**EXTRACTED MATERIAL**
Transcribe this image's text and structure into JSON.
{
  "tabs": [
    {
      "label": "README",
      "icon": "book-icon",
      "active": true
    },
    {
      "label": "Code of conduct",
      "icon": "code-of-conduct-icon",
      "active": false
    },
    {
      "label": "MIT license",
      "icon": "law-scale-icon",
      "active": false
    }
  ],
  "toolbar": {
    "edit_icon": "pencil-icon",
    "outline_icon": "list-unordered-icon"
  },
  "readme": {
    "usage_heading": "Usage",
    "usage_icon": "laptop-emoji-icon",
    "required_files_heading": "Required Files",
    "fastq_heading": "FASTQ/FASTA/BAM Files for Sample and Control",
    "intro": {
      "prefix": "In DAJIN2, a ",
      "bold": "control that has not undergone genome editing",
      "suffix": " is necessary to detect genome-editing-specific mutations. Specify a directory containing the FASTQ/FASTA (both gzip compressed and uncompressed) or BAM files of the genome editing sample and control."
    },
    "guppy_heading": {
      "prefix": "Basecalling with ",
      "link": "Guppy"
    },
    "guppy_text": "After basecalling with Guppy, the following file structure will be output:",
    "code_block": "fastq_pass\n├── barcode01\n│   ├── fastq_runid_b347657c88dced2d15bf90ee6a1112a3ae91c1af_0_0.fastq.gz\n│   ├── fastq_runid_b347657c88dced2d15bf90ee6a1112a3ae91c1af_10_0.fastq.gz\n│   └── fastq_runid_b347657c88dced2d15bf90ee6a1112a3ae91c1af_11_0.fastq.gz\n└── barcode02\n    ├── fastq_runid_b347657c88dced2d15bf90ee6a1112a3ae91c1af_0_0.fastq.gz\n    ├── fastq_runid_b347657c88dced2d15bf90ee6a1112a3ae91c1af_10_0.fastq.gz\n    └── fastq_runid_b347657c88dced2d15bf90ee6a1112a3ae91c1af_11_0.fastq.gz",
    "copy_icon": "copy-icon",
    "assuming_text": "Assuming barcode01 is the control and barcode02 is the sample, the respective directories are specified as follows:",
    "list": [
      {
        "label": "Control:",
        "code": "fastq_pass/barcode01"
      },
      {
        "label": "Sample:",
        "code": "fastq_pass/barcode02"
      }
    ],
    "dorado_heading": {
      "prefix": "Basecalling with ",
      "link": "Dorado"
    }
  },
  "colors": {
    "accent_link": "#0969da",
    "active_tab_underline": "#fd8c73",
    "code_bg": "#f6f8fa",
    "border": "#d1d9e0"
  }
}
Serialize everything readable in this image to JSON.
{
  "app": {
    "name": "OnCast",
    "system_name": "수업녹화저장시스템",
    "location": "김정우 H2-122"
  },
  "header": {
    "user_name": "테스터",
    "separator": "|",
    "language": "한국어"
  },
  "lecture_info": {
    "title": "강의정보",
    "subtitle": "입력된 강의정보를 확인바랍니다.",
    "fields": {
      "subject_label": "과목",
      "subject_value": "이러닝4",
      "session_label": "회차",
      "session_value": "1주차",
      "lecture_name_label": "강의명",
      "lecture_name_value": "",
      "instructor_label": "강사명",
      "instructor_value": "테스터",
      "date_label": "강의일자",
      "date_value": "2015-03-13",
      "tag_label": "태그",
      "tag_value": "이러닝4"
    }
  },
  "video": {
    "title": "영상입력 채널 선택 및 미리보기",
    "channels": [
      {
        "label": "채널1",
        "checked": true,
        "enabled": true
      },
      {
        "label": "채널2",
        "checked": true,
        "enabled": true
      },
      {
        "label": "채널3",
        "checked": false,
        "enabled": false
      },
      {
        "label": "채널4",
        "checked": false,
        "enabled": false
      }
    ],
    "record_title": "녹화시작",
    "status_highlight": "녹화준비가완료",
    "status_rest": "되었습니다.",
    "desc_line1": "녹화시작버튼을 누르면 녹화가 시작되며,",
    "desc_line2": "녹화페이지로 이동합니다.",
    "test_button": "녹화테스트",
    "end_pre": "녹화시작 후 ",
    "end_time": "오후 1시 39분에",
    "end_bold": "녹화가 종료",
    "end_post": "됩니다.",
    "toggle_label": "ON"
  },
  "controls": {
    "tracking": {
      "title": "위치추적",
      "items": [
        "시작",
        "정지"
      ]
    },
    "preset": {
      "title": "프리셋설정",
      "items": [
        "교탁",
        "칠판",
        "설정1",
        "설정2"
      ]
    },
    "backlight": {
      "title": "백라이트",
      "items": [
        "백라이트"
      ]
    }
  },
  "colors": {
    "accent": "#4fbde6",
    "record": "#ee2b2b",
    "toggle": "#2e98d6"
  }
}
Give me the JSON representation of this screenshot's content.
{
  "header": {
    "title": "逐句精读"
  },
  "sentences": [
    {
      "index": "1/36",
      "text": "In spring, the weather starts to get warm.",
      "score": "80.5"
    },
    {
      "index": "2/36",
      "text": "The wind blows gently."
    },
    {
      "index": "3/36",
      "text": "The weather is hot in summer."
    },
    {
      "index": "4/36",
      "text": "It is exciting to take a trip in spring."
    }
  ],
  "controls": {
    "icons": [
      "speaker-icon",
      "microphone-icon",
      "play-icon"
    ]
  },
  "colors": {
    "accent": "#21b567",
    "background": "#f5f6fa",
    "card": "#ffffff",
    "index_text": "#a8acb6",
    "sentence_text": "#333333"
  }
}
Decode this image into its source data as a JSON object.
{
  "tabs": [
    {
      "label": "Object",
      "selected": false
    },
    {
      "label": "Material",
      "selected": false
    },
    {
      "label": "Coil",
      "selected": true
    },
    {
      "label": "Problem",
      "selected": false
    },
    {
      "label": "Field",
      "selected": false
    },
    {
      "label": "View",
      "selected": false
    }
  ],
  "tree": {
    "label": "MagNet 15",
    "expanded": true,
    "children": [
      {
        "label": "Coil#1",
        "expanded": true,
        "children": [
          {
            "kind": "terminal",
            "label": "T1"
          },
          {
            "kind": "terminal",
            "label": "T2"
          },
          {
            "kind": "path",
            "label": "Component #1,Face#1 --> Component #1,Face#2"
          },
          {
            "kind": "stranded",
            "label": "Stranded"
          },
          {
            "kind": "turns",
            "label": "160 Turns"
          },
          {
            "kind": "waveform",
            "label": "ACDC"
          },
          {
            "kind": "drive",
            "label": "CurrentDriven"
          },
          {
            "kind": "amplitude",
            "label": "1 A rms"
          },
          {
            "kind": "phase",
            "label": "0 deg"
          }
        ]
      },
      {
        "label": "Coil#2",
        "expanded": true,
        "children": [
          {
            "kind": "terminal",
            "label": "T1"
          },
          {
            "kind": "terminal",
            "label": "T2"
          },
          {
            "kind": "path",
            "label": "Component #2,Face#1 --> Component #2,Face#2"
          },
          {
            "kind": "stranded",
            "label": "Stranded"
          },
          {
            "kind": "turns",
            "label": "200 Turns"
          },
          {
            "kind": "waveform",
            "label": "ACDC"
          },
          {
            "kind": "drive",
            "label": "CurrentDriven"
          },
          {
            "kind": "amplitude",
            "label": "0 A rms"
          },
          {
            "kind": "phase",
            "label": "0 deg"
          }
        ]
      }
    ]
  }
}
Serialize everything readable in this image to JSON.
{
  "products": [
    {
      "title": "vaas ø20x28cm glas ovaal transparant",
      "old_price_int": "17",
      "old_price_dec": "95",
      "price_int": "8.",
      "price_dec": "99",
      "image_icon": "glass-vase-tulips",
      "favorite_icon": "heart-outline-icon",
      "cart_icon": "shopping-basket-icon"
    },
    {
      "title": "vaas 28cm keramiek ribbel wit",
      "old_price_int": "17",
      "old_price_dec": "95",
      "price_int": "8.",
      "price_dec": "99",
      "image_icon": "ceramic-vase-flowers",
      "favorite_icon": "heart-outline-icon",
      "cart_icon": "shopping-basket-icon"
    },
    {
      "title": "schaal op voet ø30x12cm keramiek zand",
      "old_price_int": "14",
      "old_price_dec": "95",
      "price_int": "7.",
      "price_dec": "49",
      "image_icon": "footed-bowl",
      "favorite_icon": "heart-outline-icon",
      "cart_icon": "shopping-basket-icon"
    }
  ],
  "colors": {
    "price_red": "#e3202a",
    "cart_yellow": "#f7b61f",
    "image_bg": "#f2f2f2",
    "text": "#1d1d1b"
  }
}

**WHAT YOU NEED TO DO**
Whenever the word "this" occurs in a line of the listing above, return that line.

**EXERCISE ANSWER**
Transcribe this image's text and structure into JSON.
Serialize everything readable in this image to JSON.
Give me the JSON representation of this screenshot's content.
Decode this image into its source data as a JSON object.
Serialize everything readable in this image to JSON.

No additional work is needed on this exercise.